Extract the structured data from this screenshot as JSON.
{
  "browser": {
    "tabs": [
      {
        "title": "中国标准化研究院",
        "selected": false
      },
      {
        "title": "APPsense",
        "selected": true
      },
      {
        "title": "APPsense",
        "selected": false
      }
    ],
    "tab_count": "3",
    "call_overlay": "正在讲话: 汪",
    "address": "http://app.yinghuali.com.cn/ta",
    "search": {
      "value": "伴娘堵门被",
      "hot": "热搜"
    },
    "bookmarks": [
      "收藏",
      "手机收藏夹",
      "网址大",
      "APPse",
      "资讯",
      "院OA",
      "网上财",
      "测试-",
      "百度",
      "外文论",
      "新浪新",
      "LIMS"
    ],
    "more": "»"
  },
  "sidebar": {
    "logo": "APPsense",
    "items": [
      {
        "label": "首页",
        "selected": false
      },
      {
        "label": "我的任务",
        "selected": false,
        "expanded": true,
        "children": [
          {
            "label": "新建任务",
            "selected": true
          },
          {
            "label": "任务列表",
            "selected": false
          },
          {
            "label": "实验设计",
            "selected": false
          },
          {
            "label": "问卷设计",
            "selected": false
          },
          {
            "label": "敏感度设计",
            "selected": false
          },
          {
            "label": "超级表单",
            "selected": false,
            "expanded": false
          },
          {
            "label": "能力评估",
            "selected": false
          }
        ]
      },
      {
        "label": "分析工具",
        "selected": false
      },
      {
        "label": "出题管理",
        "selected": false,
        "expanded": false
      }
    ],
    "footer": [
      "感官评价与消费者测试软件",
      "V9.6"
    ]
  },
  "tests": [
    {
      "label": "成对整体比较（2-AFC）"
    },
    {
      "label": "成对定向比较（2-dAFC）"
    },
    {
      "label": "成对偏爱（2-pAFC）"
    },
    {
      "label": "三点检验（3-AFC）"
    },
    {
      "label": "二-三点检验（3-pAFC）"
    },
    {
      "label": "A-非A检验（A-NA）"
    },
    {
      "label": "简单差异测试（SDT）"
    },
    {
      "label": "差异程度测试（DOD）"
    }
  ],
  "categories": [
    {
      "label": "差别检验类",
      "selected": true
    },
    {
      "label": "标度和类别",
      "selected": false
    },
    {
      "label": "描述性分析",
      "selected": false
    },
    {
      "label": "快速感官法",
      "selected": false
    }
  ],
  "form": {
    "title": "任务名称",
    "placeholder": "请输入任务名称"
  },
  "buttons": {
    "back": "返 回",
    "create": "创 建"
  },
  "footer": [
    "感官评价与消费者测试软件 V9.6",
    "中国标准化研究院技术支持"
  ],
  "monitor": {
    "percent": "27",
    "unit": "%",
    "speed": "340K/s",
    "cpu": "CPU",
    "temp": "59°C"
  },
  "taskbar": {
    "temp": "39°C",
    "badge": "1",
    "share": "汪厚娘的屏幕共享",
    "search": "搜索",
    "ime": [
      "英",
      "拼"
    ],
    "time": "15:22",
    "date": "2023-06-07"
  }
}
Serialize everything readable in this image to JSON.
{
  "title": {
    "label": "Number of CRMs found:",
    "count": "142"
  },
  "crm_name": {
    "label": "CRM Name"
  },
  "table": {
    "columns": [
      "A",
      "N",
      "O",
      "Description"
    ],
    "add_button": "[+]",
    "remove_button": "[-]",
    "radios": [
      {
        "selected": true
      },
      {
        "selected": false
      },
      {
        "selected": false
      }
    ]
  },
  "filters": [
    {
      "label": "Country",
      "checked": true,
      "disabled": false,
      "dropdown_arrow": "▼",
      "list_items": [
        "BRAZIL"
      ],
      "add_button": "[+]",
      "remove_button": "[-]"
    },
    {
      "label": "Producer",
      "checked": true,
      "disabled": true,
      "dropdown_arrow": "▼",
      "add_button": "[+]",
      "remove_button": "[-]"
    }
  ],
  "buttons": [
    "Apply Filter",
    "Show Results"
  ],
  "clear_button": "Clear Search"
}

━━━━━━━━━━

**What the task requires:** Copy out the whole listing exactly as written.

**Exercise result:**
Extract the structured data from this screenshot as JSON.
{
  "browser": {
    "tabs": [
      {
        "title": "中国标准化研究院",
        "selected": false
      },
      {
        "title": "APPsense",
        "selected": true
      },
      {
        "title": "APPsense",
        "selected": false
      }
    ],
    "tab_count": "3",
    "call_overlay": "正在讲话: 汪",
    "address": "http://app.yinghuali.com.cn/ta",
    "search": {
      "value": "伴娘堵门被",
      "hot": "热搜"
    },
    "bookmarks": [
      "收藏",
      "手机收藏夹",
      "网址大",
      "APPse",
      "资讯",
      "院OA",
      "网上财",
      "测试-",
      "百度",
      "外文论",
      "新浪新",
      "LIMS"
    ],
    "more": "»"
  },
  "sidebar": {
    "logo": "APPsense",
    "items": [
      {
        "label": "首页",
        "selected": false
      },
      {
        "label": "我的任务",
        "selected": false,
        "expanded": true,
        "children": [
          {
            "label": "新建任务",
            "selected": true
          },
          {
            "label": "任务列表",
            "selected": false
          },
          {
            "label": "实验设计",
            "selected": false
          },
          {
            "label": "问卷设计",
            "selected": false
          },
          {
            "label": "敏感度设计",
            "selected": false
          },
          {
            "label": "超级表单",
            "selected": false,
            "expanded": false
          },
          {
            "label": "能力评估",
            "selected": false
          }
        ]
      },
      {
        "label": "分析工具",
        "selected": false
      },
      {
        "label": "出题管理",
        "selected": false,
        "expanded": false
      }
    ],
    "footer": [
      "感官评价与消费者测试软件",
      "V9.6"
    ]
  },
  "tests": [
    {
      "label": "成对整体比较（2-AFC）"
    },
    {
      "label": "成对定向比较（2-dAFC）"
    },
    {
      "label": "成对偏爱（2-pAFC）"
    },
    {
      "label": "三点检验（3-AFC）"
    },
    {
      "label": "二-三点检验（3-pAFC）"
    },
    {
      "label": "A-非A检验（A-NA）"
    },
    {
      "label": "简单差异测试（SDT）"
    },
    {
      "label": "差异程度测试（DOD）"
    }
  ],
  "categories": [
    {
      "label": "差别检验类",
      "selected": true
    },
    {
      "label": "标度和类别",
      "selected": false
    },
    {
      "label": "描述性分析",
      "selected": false
    },
    {
      "label": "快速感官法",
      "selected": false
    }
  ],
  "form": {
    "title": "任务名称",
    "placeholder": "请输入任务名称"
  },
  "buttons": {
    "back": "返 回",
    "create": "创 建"
  },
  "footer": [
    "感官评价与消费者测试软件 V9.6",
    "中国标准化研究院技术支持"
  ],
  "monitor": {
    "percent": "27",
    "unit": "%",
    "speed": "340K/s",
    "cpu": "CPU",
    "temp": "59°C"
  },
  "taskbar": {
    "temp": "39°C",
    "badge": "1",
    "share": "汪厚娘的屏幕共享",
    "search": "搜索",
    "ime": [
      "英",
      "拼"
    ],
    "time": "15:22",
    "date": "2023-06-07"
  }
}
Serialize everything readable in this image to JSON.
{
  "title": {
    "label": "Number of CRMs found:",
    "count": "142"
  },
  "crm_name": {
    "label": "CRM Name"
  },
  "table": {
    "columns": [
      "A",
      "N",
      "O",
      "Description"
    ],
    "add_button": "[+]",
    "remove_button": "[-]",
    "radios": [
      {
        "selected": true
      },
      {
        "selected": false
      },
      {
        "selected": false
      }
    ]
  },
  "filters": [
    {
      "label": "Country",
      "checked": true,
      "disabled": false,
      "dropdown_arrow": "▼",
      "list_items": [
        "BRAZIL"
      ],
      "add_button": "[+]",
      "remove_button": "[-]"
    },
    {
      "label": "Producer",
      "checked": true,
      "disabled": true,
      "dropdown_arrow": "▼",
      "add_button": "[+]",
      "remove_button": "[-]"
    }
  ],
  "buttons": [
    "Apply Filter",
    "Show Results"
  ],
  "clear_button": "Clear Search"
}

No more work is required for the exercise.